What’s In a Bone Graft?
The practice of bone grafting is nothing new. In fact, it goes back hundred of years to a time when a Dutch doctor implanted a dog’s bone into an injured soldier’s skull. The soldier later wanted it removed but it could not be removed, as it had bonded so closely to the bone. This brings up a very common question that we hear in our practice: What is a bone graft made of?
What the Dutch doctor didn’t know was that the implanted bone was likely resorbed by the patient’s body and replaced with his natural bone. This natural process is called “guided bone regeneration”, and it is one of the reasons that bone grafting has worked so well over time!
Naturally, patients are concerned about where their bone grafting material has come from. But in all cases, we stress that the material that we implant is not the final material that you will have in there. Bone grafting material is really just a place-holder, it encourages (and fools) your body into producing more bone in that site, and in the process resorbs the material that we have implanted.
Here are some common sources for bone grafts:
- The skull, jaws, hip, and lower leg bones are very effective and common donor sites.
- Tissue banks may be used when more bone is needed.
- Shavings: If we drill into your jaw, naturally there will be shavings that are produced during the procedure, and often they make ideal bone grafting material.
- Synthetic bone grafting materials.

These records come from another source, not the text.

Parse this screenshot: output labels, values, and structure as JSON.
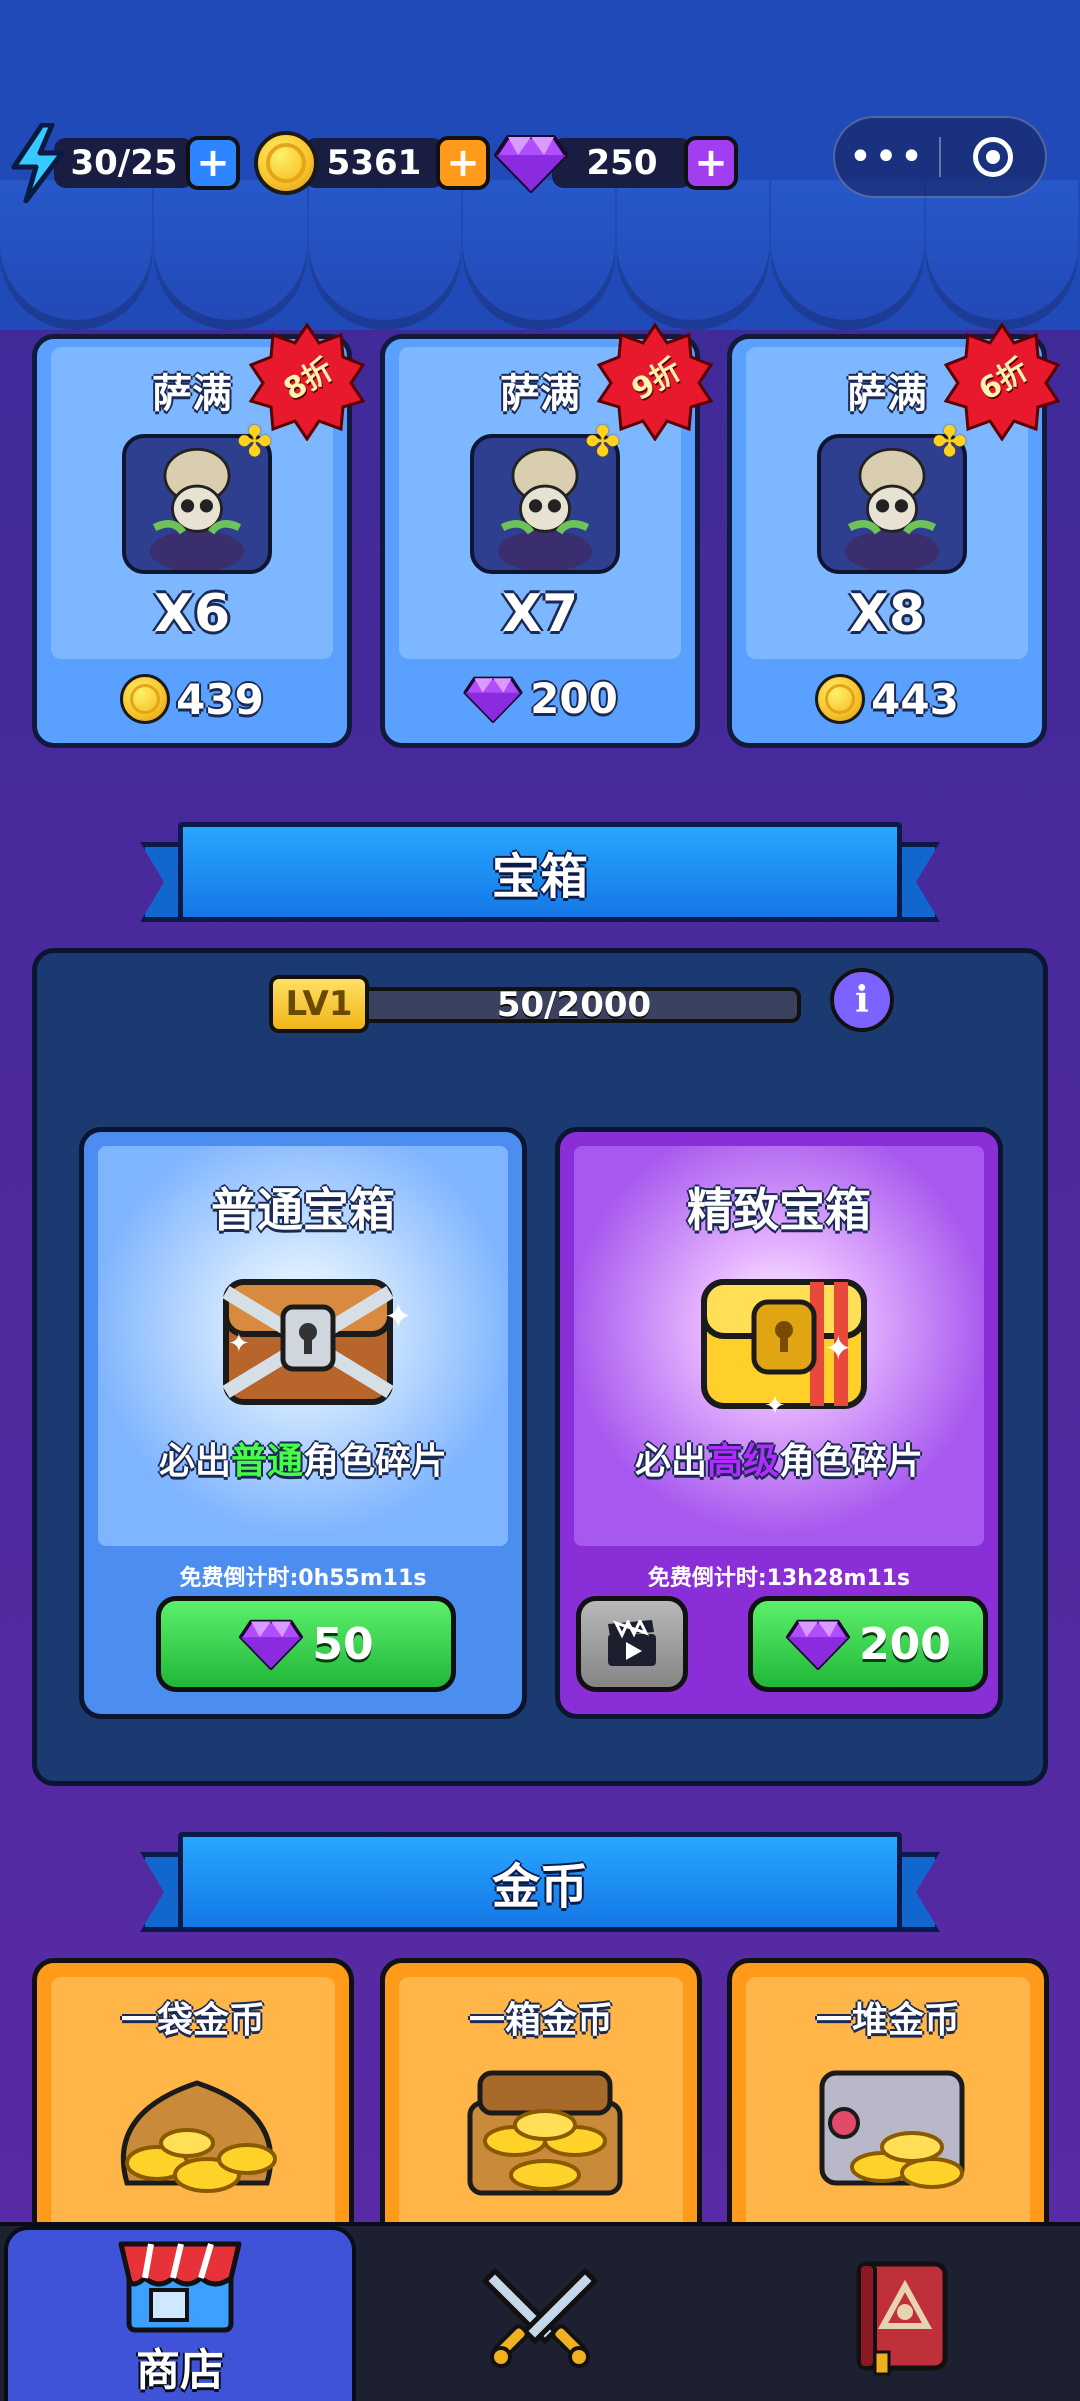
{
  "resources": {
    "energy": "30/25",
    "coins": "5361",
    "gems": "250",
    "add_label": "+"
  },
  "capsule": {
    "more_label": "•••"
  },
  "offers": [
    {
      "name": "萨满",
      "qty": "X6",
      "price": "439",
      "currency": "coin",
      "discount": "8折"
    },
    {
      "name": "萨满",
      "qty": "X7",
      "price": "200",
      "currency": "gem",
      "discount": "9折"
    },
    {
      "name": "萨满",
      "qty": "X8",
      "price": "443",
      "currency": "coin",
      "discount": "6折"
    }
  ],
  "chest_section": {
    "title": "宝箱",
    "level": "LV1",
    "progress_text": "50/2000",
    "progress_fraction": 0.025,
    "info_label": "i",
    "normal": {
      "title": "普通宝箱",
      "desc_prefix": "必出",
      "desc_highlight": "普通",
      "desc_suffix": "角色碎片",
      "timer": "免费倒计时:0h55m11s",
      "price": "50"
    },
    "premium": {
      "title": "精致宝箱",
      "desc_prefix": "必出",
      "desc_highlight": "高级",
      "desc_suffix": "角色碎片",
      "timer": "免费倒计时:13h28m11s",
      "price": "200"
    }
  },
  "gold_section": {
    "title": "金币",
    "items": [
      {
        "name": "一袋金币"
      },
      {
        "name": "一箱金币"
      },
      {
        "name": "一堆金币"
      }
    ]
  },
  "nav": {
    "tabs": [
      {
        "label": "商店",
        "icon": "shop-icon",
        "active": true
      },
      {
        "label": "",
        "icon": "battle-swords-icon",
        "active": false
      },
      {
        "label": "",
        "icon": "book-icon",
        "active": false
      }
    ]
  },
  "colors": {
    "accent_blue": "#1477e6",
    "green_button": "#21b73a",
    "premium_purple": "#8a2fd8",
    "gold_orange": "#ff9a1a"
  }
}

It is natural to be concerned about what type of tissue we are implanting into your body! Please don’t hesitate to ask us questions about this or your other upcoming procedures.
Comments are closed.